    • A routine booster dose with MCV-4 or MCV-C is recommended at approximately 12 years of age. High risk children require boosters at 5 year intervals.
    • MCV-4 should be given to children two months of age and older travelling to areas where meningococcal vaccine is recommended. MCV-4 CRM is recommended for immunization of children 2 months to less than 2 years of age. Any MCV-4 may be used for older children.
    • Multi-component meningococcal serogroup B (4CMenB) vaccine should be considered for active immunization of children ≥ 2 months of age who are at high risk of meningococcal disease or who have been in close contact with a case of invasive meningococcal B disease or travelling to an area where risk of transmission of meningococcus B is high. Two to 3 doses are required at 4 or 8 wk intervals depending on age.
    • Routine prophylactic administration of acetaminophen after immunization and/or separating 4CMenB vaccination from routine vaccination schedule may be considered for preventing fever in infants and children up to 3 years of age.
  • Influenza vaccine: Recommended for all children between 6 and 59 months of age, and for older high-risk children.

    • Previously unvaccinated children up to 9 years of age require 2 doses with an interval of at least 4 weeks. The second dose is not required if the child has received one or more doses of influenza vaccine during the previous immunization season. A quadrivalent vaccine should be used if available.

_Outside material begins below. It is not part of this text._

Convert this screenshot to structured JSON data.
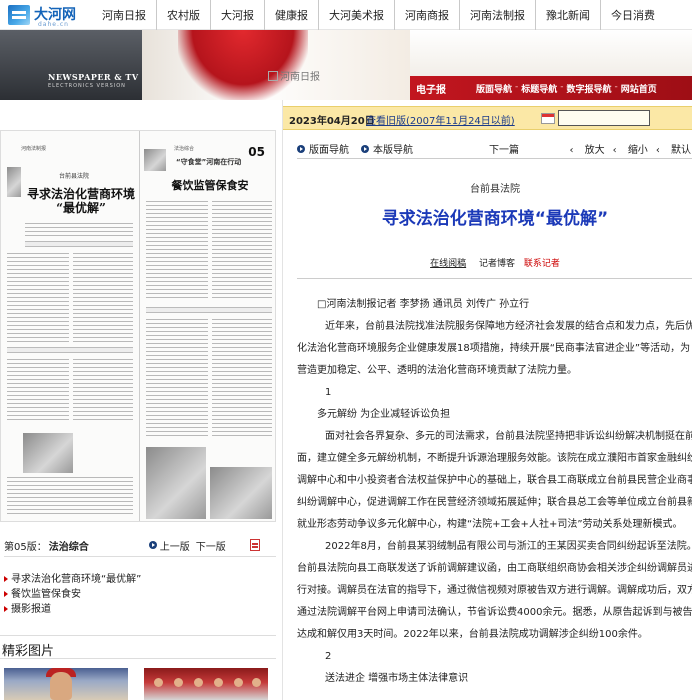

    • For children between 6 and 23 months, the quadrivalent inactivated influenza vaccine (QIV) should be used, and if not available, either unadjuvanted or adjuvanted trivalent inactivated vaccine (TIV).
    • Children 2-18 years of age should be given QIV, or quadrivalent live attenuated influenza vaccine (LAIV) if not contraindicated. Egg allergy is not a contraindication to vaccination with QIV, TIV, or LAIV.
    • Immunization with TIV or QIV in the second or third trimester to provide protection for the pregnant woman and infant < 6 months of age.
  • Respiratory syncytial virus (RSV) vaccine: Palivizumab (Synagis) prophylaxis during RSV season for children with chronic lung disease, congenital heart disease or born preterm. Preventing hospitalizations for respiratory syncytial virus infection (CPS)